What to do if you can’t pay your staff?
Being unable to pay your staff’s wages is a difficult and stressful situation for both employers and employees. It can be caused by a variety of factors, such as unexpected expenses, declining sales, or late payments from customers. Whatever the reason, it is important to take action quickly to minimize the impact on your business and your workforce.
This article aims to offer practical advice on navigating this situation, outlining both immediate and long-term strategies to consider.
What Happens if You Can’t Pay Your Staff Wages?
Not being able to pay your staff wages is a serious matter. It can have a number of negative consequences, including:
- Financial hardship for your employees: Your employees rely on their wages to pay their bills and support their families.

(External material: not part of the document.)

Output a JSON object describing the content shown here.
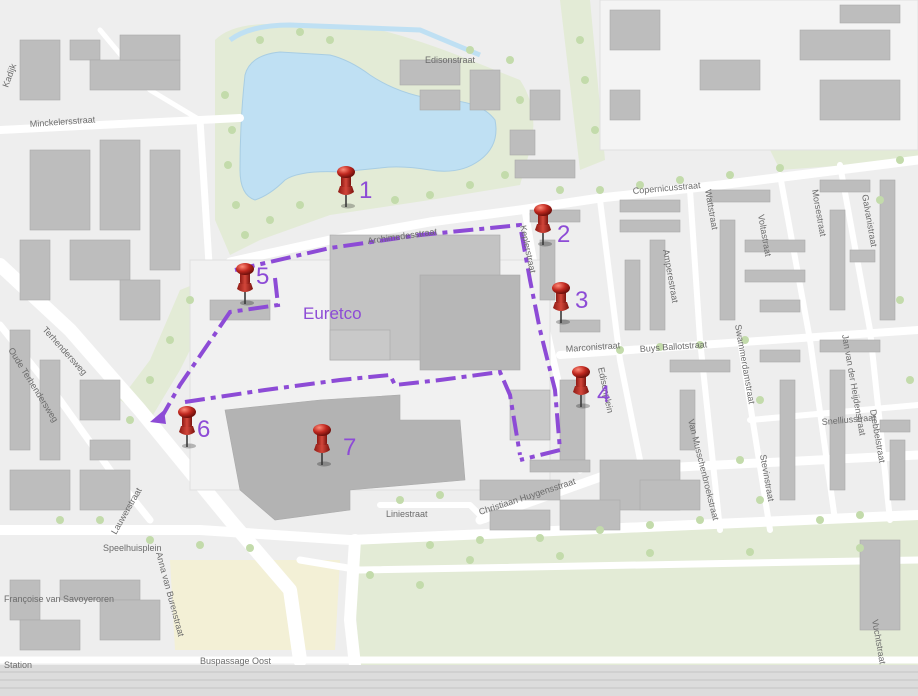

If they are not paid on time, they may experience financial hardship, such as overdraft fees and late payments.
- Damage to your employee morale and productivity: When employees are not paid on time, it can damage their morale and productivity. They may feel undervalued and unappreciated, and they may be less motivated to work hard.
- Increased turnover: Employees who are not paid on time may be more likely to leave their jobs for other employers who can offer them financial stability. This can lead to increased turnover costs and make it difficult to find and retain qualified employees.

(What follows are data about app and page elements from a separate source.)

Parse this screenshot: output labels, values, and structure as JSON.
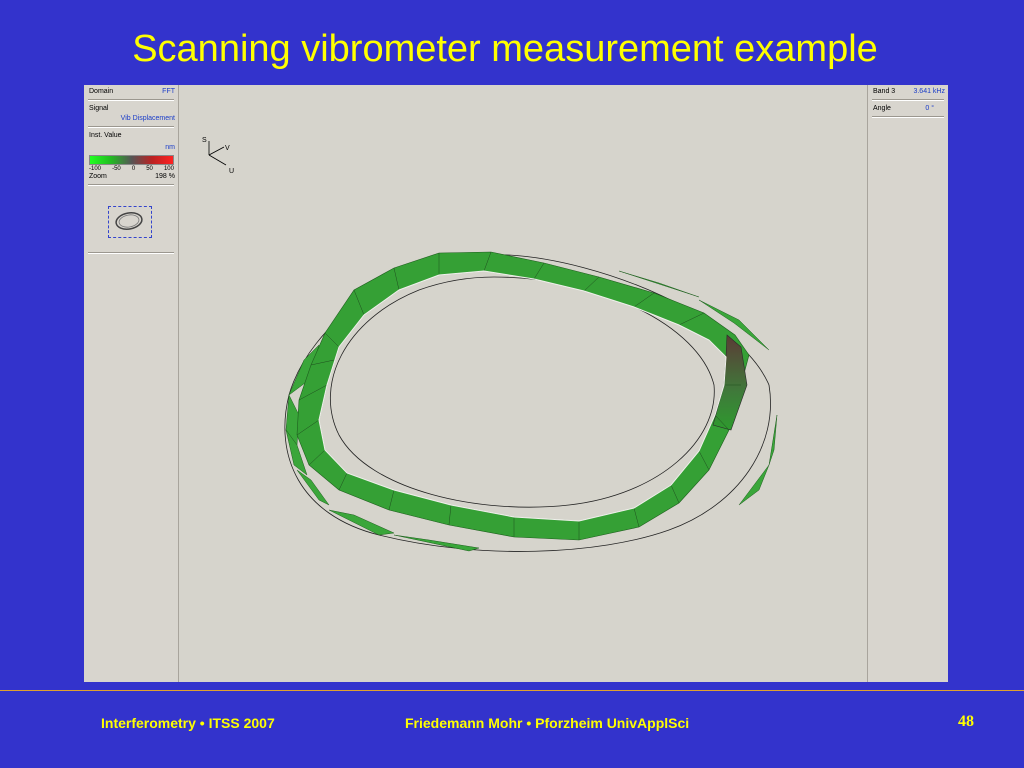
{
  "slide": {
    "title": "Scanning vibrometer measurement example",
    "footer_left": "Interferometry • ITSS 2007",
    "footer_center": "Friedemann Mohr • Pforzheim UnivApplSci",
    "page_number": "48"
  },
  "left_panel": {
    "domain_label": "Domain",
    "domain_value": "FFT",
    "signal_label": "Signal",
    "signal_value": "Vib Displacement",
    "inst_value_label": "Inst. Value",
    "unit": "nm",
    "scale_ticks": [
      "-100",
      "-50",
      "0",
      "50",
      "100"
    ],
    "zoom_label": "Zoom",
    "zoom_value": "198 %"
  },
  "right_panel": {
    "band_label": "Band 3",
    "band_value": "3.641 kHz",
    "angle_label": "Angle",
    "angle_value": "0 °"
  },
  "axes": {
    "s": "S",
    "v": "V",
    "u": "U"
  },
  "colors": {
    "background": "#3333cc",
    "title": "#ffff00",
    "mesh_green": "#33a833",
    "mesh_dark": "#6a4a44"
  }
}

- Legal action: Employees have the right to be paid on time. If you do not pay your employees on time, they may take legal action against you. This could result in you having to pay your employees back wages and penalties.
In addition to these consequences, not being able to pay your staff wages can also be a sign of more serious financial problems. If you are unable to pay your staff wages on a regular basis, it may be a sign that your business is insolvent. This means that you may not have enough assets to cover your liabilities, and you may need to file for bankruptcy.

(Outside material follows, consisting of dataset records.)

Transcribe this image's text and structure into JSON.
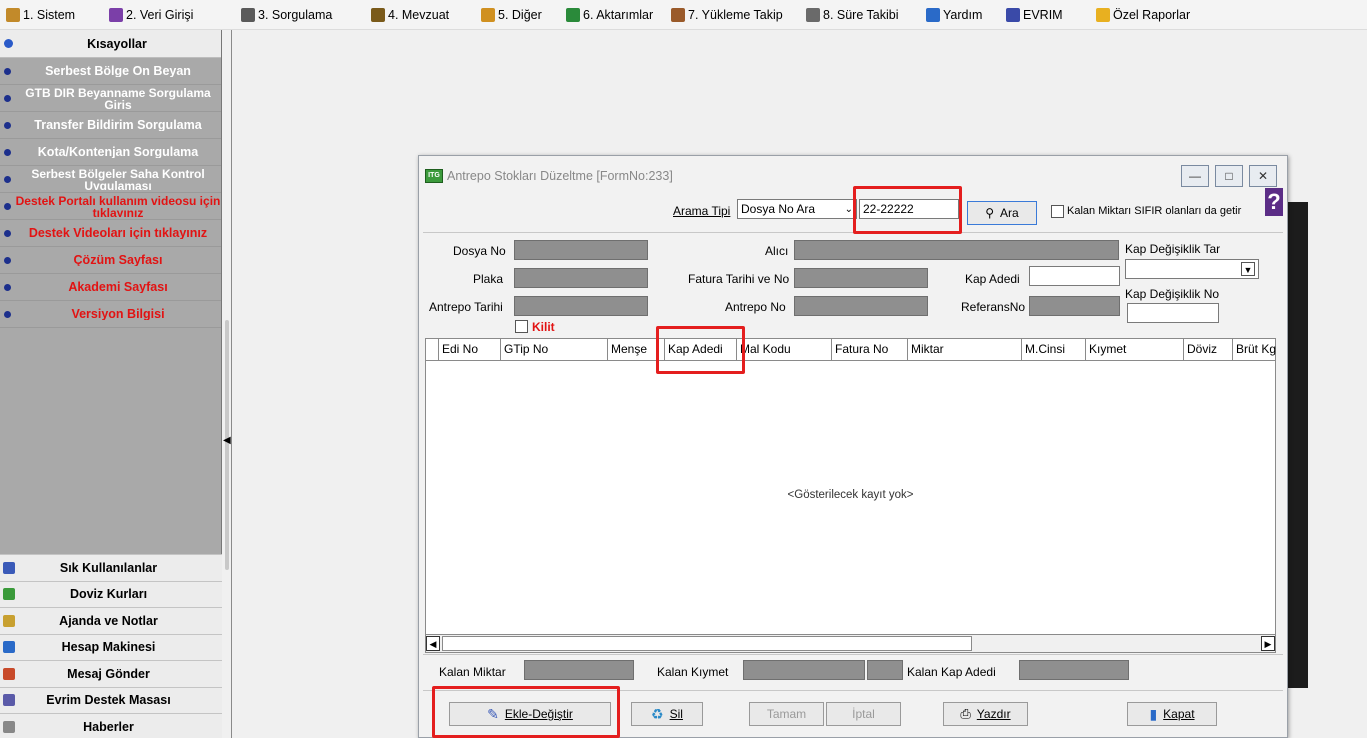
{
  "menu": [
    {
      "label": "1. Sistem",
      "icon": "system-icon",
      "color": "#c28a2a"
    },
    {
      "label": "2. Veri Girişi",
      "icon": "data-entry-icon",
      "color": "#7b3fa8"
    },
    {
      "label": "3. Sorgulama",
      "icon": "query-icon",
      "color": "#5a5a5a"
    },
    {
      "label": "4. Mevzuat",
      "icon": "legislation-icon",
      "color": "#7a5a1a"
    },
    {
      "label": "5. Diğer",
      "icon": "other-icon",
      "color": "#d09020"
    },
    {
      "label": "6. Aktarımlar",
      "icon": "transfer-icon",
      "color": "#2a8a3a"
    },
    {
      "label": "7. Yükleme Takip",
      "icon": "loading-track-icon",
      "color": "#9a5a2a"
    },
    {
      "label": "8. Süre Takibi",
      "icon": "time-track-icon",
      "color": "#6a6a6a"
    },
    {
      "label": "Yardım",
      "icon": "help-icon",
      "color": "#2a6ac8"
    },
    {
      "label": "EVRIM",
      "icon": "evrim-icon",
      "color": "#3a4aa8"
    },
    {
      "label": "Özel Raporlar",
      "icon": "star-icon",
      "color": "#e8b020"
    }
  ],
  "sidebar": {
    "header": "Kısayollar",
    "items": [
      {
        "label": "Serbest Bölge Ön Beyan",
        "red": false
      },
      {
        "label": "GTB DIR Beyanname Sorgulama Giriş",
        "red": false,
        "two": true
      },
      {
        "label": "Transfer Bildirim Sorgulama",
        "red": false
      },
      {
        "label": "Kota/Kontenjan Sorgulama",
        "red": false
      },
      {
        "label": "Serbest Bölgeler Saha Kontrol Uygulaması",
        "red": false,
        "two": true
      },
      {
        "label": "Destek Portalı kullanım videosu için tıklayınız",
        "red": true,
        "two": true
      },
      {
        "label": "Destek Videoları için tıklayınız",
        "red": true
      },
      {
        "label": "Çözüm Sayfası",
        "red": true
      },
      {
        "label": "Akademi Sayfası",
        "red": true
      },
      {
        "label": "Versiyon Bilgisi",
        "red": true
      }
    ],
    "bottom": [
      {
        "label": "Sık Kullanılanlar",
        "color": "#3a5ab8"
      },
      {
        "label": "Doviz Kurları",
        "color": "#3a9a3a"
      },
      {
        "label": "Ajanda ve Notlar",
        "color": "#c8a030"
      },
      {
        "label": "Hesap Makinesi",
        "color": "#2a6ac8"
      },
      {
        "label": "Mesaj Gönder",
        "color": "#c84a2a"
      },
      {
        "label": "Evrim Destek Masası",
        "color": "#5a5aa8"
      },
      {
        "label": "Haberler",
        "color": "#888888"
      }
    ]
  },
  "dialog": {
    "title": "Antrepo Stokları Düzeltme  [FormNo:233]",
    "search_type_label": "Arama Tipi",
    "search_type_value": "Dosya No Ara",
    "search_value": "22-22222",
    "search_button": "Ara",
    "zero_check_label": "Kalan Miktarı SIFIR olanları da getir",
    "fields": {
      "dosya_no": "Dosya No",
      "alici": "Alıcı",
      "kap_degisiklik_tar": "Kap Değişiklik Tar",
      "plaka": "Plaka",
      "fatura_tarihi": "Fatura Tarihi ve No",
      "kap_adedi": "Kap Adedi",
      "kap_degisiklik_no": "Kap Değişiklik No",
      "antrepo_tarihi": "Antrepo Tarihi",
      "antrepo_no": "Antrepo No",
      "referans_no": "ReferansNo",
      "kilit": "Kilit"
    },
    "grid_columns": [
      "Edi No",
      "GTip No",
      "Menşe",
      "Kap Adedi",
      "Mal Kodu",
      "Fatura No",
      "Miktar",
      "M.Cinsi",
      "Kıymet",
      "Döviz",
      "Brüt Kg"
    ],
    "empty_text": "<Gösterilecek kayıt yok>",
    "kalan_miktar": "Kalan Miktar",
    "kalan_kiymet": "Kalan Kıymet",
    "kalan_kap_adedi": "Kalan Kap Adedi",
    "buttons": {
      "ekle": "Ekle-Değiştir",
      "sil": "Sil",
      "tamam": "Tamam",
      "iptal": "İptal",
      "yazdir": "Yazdır",
      "kapat": "Kapat"
    }
  },
  "colors": {
    "highlight": "#e41e1e",
    "sidebar": "#a9a9a9",
    "red_link": "#e21313"
  }
}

If you are unable to pay your staff wages, it is important to take action immediately. The first step is to consult with your bookkeeper, accountant or ourselves to assess your financial situation and develop a plan to resolve the issue.
It is also important to communicate with your staff about the situation. Be honest with them about why you are unable to pay them on time, and let them know what steps you are taking to resolve the issue. Reassure them that you are committed to paying them their wages and that you will do so as soon as possible.
What are Your Options if You Cannot Afford Staff Wages?
If you cannot afford to pay staff wages, there are a number of options available to you. These include:
- Finance: You may be able to secure a bank loan, alternative financing, or invoice financing to improve your cash flow.
- Chase late payments: Work with your accountant to identify any outstanding invoices that need to be paid.
- Liquidate surplus inventory: If you have excess inventory, consider selling it to generate cash.
- Renegotiate payment terms: Talk to your suppliers to see if they are willing to renegotiate your payment terms, such as giving you longer to pay.
- Cut your own salary: You may be able to free up cash by reducing your own salary for a period of time.
- Cut back employee hours: Reducing employee hours can reduce your payroll costs, but it is important to consider the impact on morale and productivity.
- Temporary shutdown: If necessary, you may need to temporarily shut down a premises or facility to save money.
- Voluntary exit incentives: You may be able to offer voluntary exit incentives to employees, such as early retirement packages.
It is important to carefully consider all of your options before making a decision.
What are Your Practical Options if You Can’t Pay Employees?
If you are unable to pay your employees, you have two main options:
- Company rescue: This involves taking steps to keep the business open and trading, such as entering into a Company Voluntary Arrangement (CVA) or administration.
- Formal insolvency: This involves closing the business down and winding it up.
A CVA is a formal agreement between you and your creditors that allows you to repay your debts over a period of time, usually at a reduced rate. Administration is a more formal process that involves the appointment of an administrator to take control of your business and try to save it.
If your business is not viable, you may need to close it down and wind it up. This is known as formal insolvency. There are two main types of formal insolvency: voluntary liquidation and compulsory liquidation.
- Voluntary liquidation: This is the most common type of formal insolvency and involves you voluntarily closing down your business.
- Compulsory liquidation: This is when a creditor forces you to close down your business through the courts.
Which option is right for you?
The best option for you will depend on your specific circumstances. Our experienced advisors are here to help you with free, confidential advice via live chat, telephone or email. We’ve helped thousands of directors through company debt.